There is no doubt that young people across Zimbabwe can play a critical role in, economic social, and politicaldevelopment at a national level. A close examination of Zimbabwe’s history will reveal that young peoplehave been active as agents of social change since the struggle for Independence. However, over time, youngpeople in Zimbabwe have become increasingly exploited as a vehicle for violence by diverse political actors regardless of race, party or ideology.

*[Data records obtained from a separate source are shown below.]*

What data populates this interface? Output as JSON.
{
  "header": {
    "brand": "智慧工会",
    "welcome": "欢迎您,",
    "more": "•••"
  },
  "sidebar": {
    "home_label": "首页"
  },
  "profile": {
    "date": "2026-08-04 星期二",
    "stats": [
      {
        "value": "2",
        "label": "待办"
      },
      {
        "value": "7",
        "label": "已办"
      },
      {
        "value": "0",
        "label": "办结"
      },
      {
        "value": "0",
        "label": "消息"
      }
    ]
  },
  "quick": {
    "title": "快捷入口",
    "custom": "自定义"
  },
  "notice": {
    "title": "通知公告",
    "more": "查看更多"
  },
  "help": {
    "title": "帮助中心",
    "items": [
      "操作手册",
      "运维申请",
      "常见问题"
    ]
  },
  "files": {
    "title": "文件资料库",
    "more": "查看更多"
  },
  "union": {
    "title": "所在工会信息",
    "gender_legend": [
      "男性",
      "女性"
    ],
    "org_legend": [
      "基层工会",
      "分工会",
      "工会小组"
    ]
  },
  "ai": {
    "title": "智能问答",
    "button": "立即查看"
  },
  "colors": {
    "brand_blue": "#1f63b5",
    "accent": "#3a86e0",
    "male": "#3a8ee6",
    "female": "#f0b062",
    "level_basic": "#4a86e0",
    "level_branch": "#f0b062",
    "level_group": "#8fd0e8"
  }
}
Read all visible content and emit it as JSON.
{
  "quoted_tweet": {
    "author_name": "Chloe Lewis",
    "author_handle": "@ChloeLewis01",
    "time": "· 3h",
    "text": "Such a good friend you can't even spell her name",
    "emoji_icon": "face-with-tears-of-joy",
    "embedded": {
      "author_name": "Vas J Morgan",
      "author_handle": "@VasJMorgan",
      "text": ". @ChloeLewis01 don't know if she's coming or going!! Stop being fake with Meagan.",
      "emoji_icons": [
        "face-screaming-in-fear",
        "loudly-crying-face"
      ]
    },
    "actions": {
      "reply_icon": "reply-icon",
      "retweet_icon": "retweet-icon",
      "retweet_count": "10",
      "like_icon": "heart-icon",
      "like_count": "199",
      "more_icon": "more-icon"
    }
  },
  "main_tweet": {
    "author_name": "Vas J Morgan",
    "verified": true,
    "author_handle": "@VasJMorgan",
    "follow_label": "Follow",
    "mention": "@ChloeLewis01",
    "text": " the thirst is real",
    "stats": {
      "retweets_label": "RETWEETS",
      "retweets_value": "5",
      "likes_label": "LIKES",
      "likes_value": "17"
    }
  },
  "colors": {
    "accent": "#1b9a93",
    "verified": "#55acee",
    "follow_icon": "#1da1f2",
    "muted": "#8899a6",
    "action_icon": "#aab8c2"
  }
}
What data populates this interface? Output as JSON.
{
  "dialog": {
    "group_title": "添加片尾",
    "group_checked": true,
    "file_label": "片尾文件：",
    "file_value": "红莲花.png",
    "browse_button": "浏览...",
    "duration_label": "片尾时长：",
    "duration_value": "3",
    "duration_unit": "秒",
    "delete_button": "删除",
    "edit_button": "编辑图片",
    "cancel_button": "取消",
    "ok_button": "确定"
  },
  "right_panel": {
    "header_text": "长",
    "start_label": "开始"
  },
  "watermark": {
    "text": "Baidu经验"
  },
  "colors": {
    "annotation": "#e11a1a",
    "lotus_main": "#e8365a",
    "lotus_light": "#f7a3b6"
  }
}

This is a preliminary report on a research project between the Research and Advocacy Unit (RAU), the Institute for Young Women’s Development (IYWD) and HIVOS. The aim behind the study was to examine young women’s reasons for participating or not in the 2018 elections in the context of a pre- and post, matched-sample design. The decision was made to use IYWD as a case study, using its members. This would allow not only an understanding of participation in elections, but also provide IYWD and HIVOS with a deeper understanding of the success that IYWD has had in motivating and mobilising its members.
This builds on previous research by RAU in the 2013 elections when it carried out a pre-post-election study with The Women’s Trust (TWT).1 This research showed that going women-to-women was highly successful in motivating women to register and vote in the 2013 elections, producing an increase in the number of women that stated that they had voted in 2013 elections (79%) as opposed to the 2013 Referendum (11%) and the 2008 first round (27%). It was also found that participating in the TWT workshop was for the majority (60%) an important reason for participating, belying the view that workshops do not have much effects, and, additionally, that “word of mouth” was also seen as important for a significant group (43%).
Drawing on the lives of youth living in precarious conditions, we analyse in this paperthe ways in which the youth in Zimbabwe respond to varied shocks that they face intheir everyday lives. We note that for many years the political and economic challengeshave eroded the capacities of many Zimbabweans, but the impact on the youth hasbeen discernibly high. Yet the youth have remarkably survived the tenacity of political,social and economic challenges. Many people have described this response asresilience. As such we seek to test this aspect of bouncing back in view of social,economic and political developments in Zimbabwe since 2000 and determine if this canbe an aspect of resilience or its just sheer luck. We want to know why this phenomenonis uniquely Zimbabwean? Why did the Zimbabwean youth fail to get to the tippingpoint? What can be learnt from this? We use meta-analysis and direct interviews of thekey informant and individual youth to test our hypotheses that Zimbabwean youthhave an outstanding way of responding to shocks and are able to re-bounce backwithout necessarily being recruited into forces of violence, crime or anarchy.